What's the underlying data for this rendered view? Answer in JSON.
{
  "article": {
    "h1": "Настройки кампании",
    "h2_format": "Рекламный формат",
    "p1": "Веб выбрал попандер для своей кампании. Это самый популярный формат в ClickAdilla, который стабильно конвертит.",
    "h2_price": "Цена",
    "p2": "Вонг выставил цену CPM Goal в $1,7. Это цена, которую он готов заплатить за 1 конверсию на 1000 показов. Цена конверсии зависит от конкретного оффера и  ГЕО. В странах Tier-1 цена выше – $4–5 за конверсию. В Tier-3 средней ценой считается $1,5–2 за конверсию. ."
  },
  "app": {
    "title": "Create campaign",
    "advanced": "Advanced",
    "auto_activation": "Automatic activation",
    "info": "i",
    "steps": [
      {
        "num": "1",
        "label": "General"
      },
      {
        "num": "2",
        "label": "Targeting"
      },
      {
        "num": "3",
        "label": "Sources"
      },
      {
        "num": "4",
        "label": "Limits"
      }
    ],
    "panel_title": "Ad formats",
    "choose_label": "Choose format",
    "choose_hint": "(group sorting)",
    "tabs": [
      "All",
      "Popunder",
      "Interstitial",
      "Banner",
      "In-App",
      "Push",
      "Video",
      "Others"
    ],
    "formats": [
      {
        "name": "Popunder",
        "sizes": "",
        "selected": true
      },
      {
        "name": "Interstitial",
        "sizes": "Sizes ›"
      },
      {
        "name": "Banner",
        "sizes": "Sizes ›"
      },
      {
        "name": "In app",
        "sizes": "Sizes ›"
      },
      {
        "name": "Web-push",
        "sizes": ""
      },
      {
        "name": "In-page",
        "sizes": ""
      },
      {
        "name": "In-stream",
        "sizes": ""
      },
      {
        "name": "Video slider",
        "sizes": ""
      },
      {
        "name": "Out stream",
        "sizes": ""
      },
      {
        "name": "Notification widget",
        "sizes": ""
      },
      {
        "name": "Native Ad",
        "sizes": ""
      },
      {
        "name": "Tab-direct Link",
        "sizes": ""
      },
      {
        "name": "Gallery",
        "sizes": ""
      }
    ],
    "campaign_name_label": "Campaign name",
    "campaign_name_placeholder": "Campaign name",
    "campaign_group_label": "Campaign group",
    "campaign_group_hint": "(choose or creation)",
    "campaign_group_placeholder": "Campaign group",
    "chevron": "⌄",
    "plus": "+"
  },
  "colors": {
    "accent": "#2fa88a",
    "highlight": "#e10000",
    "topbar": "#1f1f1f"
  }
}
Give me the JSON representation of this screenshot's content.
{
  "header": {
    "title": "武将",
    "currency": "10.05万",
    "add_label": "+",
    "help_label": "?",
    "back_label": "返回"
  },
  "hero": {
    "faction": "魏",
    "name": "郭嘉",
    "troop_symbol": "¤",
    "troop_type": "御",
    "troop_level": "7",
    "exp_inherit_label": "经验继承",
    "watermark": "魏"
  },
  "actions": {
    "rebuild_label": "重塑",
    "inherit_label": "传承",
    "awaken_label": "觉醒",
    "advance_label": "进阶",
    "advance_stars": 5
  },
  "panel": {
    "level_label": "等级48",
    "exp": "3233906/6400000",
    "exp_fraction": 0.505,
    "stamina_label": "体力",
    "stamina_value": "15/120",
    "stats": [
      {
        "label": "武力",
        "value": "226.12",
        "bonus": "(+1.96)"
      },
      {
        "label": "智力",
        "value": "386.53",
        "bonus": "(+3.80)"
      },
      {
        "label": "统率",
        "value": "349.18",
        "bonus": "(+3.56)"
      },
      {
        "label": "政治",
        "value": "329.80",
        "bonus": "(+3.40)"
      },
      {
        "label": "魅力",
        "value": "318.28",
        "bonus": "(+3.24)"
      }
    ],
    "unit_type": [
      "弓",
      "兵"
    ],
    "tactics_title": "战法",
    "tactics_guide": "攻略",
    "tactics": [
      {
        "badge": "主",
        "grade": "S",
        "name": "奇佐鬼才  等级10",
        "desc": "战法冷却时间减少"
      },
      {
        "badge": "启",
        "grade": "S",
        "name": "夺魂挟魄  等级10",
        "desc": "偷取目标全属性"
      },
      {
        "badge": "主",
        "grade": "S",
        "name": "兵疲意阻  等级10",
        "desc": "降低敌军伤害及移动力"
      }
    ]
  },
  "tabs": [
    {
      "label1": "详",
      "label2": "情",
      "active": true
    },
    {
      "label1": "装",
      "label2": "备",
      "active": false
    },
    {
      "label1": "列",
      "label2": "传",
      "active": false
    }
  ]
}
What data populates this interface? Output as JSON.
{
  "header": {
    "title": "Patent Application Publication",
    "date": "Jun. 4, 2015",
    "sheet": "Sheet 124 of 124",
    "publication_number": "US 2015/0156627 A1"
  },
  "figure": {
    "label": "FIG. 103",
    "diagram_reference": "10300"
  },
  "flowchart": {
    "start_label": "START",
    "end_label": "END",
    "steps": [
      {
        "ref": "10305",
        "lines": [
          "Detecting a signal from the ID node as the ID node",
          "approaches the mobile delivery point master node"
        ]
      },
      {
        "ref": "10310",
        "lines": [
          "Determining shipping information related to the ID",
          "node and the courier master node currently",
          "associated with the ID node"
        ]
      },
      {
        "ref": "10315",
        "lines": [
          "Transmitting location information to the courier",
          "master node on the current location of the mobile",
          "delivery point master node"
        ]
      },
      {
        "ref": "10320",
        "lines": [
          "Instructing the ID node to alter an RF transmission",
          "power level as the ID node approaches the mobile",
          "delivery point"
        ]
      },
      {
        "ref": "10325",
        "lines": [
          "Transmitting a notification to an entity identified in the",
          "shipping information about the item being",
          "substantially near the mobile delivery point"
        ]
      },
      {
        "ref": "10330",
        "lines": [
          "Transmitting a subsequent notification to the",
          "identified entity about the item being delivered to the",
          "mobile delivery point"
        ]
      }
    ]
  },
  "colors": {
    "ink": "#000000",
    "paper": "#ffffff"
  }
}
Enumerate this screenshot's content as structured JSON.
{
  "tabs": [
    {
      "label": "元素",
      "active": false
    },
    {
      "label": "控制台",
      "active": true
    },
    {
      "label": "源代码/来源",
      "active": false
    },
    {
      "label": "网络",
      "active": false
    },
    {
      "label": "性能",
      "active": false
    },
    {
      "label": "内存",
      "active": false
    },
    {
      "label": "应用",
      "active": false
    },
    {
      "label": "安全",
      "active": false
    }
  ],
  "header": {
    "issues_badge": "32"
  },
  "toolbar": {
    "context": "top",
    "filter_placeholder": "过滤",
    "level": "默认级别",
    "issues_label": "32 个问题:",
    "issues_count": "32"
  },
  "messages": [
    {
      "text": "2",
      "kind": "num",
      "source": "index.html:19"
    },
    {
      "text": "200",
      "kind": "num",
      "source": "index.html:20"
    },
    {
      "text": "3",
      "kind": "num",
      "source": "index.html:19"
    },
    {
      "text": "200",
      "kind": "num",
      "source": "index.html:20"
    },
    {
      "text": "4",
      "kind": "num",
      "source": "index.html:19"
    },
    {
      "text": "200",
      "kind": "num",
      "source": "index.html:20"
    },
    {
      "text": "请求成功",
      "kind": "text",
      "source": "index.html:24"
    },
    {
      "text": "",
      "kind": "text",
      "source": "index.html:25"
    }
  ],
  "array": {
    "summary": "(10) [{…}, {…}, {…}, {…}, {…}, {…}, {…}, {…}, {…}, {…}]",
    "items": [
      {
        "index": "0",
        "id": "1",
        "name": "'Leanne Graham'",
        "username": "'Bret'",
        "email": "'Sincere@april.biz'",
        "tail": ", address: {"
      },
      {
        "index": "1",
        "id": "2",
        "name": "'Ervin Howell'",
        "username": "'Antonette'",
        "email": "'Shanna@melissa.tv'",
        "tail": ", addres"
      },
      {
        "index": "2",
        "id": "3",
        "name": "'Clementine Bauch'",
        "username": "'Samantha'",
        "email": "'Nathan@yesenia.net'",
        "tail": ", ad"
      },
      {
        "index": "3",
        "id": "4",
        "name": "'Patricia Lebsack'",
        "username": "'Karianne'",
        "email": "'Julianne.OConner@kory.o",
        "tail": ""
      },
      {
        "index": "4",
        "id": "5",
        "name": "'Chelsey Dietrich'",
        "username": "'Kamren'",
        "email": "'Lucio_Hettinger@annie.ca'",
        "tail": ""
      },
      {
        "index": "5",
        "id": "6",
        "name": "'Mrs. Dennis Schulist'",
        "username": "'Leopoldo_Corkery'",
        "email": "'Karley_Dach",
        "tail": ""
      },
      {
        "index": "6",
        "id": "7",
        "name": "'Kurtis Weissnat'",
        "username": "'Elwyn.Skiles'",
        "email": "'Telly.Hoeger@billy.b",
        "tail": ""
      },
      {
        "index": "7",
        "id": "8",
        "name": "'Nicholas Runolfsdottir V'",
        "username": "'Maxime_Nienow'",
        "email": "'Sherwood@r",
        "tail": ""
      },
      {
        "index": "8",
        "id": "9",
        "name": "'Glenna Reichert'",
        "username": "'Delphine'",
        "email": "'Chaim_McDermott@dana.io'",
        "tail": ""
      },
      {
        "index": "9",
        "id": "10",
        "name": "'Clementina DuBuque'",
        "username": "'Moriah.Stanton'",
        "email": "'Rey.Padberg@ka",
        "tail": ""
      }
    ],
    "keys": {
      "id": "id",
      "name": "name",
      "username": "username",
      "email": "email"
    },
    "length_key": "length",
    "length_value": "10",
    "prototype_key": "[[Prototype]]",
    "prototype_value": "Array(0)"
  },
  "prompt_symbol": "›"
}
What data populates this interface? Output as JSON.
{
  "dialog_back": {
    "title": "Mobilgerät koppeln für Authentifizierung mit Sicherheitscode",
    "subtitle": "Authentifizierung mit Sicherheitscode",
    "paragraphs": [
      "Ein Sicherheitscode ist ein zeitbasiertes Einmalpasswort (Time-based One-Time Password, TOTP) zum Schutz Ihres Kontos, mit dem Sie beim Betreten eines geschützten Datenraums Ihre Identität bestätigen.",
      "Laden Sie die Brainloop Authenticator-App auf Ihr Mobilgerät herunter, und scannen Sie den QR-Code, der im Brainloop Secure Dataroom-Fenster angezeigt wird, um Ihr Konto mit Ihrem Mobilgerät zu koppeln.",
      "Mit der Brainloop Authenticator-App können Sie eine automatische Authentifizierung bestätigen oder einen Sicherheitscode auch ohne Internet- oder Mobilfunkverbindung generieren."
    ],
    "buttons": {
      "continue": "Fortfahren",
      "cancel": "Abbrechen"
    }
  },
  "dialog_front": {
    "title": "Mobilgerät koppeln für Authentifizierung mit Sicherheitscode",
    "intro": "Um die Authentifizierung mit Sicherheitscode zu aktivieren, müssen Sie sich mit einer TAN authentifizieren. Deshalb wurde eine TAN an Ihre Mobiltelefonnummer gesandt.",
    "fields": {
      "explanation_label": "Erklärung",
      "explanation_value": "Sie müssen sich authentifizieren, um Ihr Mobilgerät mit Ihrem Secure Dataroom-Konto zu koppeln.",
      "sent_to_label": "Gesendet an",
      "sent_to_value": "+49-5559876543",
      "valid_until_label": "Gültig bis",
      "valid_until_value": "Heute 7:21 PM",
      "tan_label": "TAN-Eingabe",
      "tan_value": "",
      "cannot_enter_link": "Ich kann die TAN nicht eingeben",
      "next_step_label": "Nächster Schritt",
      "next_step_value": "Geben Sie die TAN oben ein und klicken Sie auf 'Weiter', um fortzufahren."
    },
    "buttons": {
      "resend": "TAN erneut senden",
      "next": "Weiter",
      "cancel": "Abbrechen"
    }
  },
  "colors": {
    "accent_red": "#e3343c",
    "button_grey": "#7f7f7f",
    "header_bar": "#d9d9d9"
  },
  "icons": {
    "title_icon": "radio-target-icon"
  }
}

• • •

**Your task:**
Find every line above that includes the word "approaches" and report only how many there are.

**Exercise solution:**
2